● WHAT TO DO
Pick out and copy every line below that has the word "Movie".

● RECORDS TO PROCESS
--- START ---

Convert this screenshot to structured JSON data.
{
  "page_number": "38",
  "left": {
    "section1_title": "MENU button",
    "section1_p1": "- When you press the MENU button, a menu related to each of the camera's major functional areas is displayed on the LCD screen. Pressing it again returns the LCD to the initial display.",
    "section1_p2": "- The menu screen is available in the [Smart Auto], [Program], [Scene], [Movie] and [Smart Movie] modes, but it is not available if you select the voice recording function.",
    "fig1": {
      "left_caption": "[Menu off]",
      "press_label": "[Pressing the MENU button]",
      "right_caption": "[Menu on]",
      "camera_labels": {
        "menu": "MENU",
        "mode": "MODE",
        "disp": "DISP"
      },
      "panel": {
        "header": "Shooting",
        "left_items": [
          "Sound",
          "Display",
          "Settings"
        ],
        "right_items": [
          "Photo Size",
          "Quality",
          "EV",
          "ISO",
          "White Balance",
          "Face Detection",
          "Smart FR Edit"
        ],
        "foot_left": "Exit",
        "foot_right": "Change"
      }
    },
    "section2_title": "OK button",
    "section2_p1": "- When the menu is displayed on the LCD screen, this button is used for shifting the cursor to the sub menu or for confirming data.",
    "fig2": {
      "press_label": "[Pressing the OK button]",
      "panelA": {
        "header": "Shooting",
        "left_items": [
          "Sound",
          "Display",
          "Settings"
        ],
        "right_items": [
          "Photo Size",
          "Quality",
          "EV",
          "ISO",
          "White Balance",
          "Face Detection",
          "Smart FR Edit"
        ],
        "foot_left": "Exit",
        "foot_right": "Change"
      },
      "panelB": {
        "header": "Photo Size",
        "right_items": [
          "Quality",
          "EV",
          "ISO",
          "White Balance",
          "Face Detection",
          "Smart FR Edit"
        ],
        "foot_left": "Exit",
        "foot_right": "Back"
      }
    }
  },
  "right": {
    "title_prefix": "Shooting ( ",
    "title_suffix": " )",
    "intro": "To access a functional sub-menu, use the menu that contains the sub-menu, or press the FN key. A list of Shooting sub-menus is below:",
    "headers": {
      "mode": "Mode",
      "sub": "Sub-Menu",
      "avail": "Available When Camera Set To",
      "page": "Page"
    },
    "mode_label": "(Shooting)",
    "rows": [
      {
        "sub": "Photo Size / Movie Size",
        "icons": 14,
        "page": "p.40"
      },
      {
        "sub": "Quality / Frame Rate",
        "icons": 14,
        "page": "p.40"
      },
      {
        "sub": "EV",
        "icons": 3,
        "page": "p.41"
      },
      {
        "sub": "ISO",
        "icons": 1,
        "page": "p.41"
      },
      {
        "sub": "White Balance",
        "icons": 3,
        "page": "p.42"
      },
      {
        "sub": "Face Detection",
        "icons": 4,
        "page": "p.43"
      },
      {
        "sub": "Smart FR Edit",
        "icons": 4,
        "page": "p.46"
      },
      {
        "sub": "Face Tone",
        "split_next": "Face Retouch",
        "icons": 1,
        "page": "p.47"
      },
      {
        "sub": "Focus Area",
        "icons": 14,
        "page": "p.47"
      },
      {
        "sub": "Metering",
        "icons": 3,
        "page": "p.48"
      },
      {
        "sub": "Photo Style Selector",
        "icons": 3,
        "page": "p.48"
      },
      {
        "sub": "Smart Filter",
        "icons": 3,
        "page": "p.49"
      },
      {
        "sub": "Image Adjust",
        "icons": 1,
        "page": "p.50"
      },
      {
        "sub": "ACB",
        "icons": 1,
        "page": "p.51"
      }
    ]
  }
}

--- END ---

● PROBLEM SOLUTION
    "section1_p2": "- The menu screen is available in the [Smart Auto], [Program], [Scene], [Movie] and [Smart Movie] modes, but it is not available if you select the voice recording function.",
        "sub": "Photo Size / Movie Size",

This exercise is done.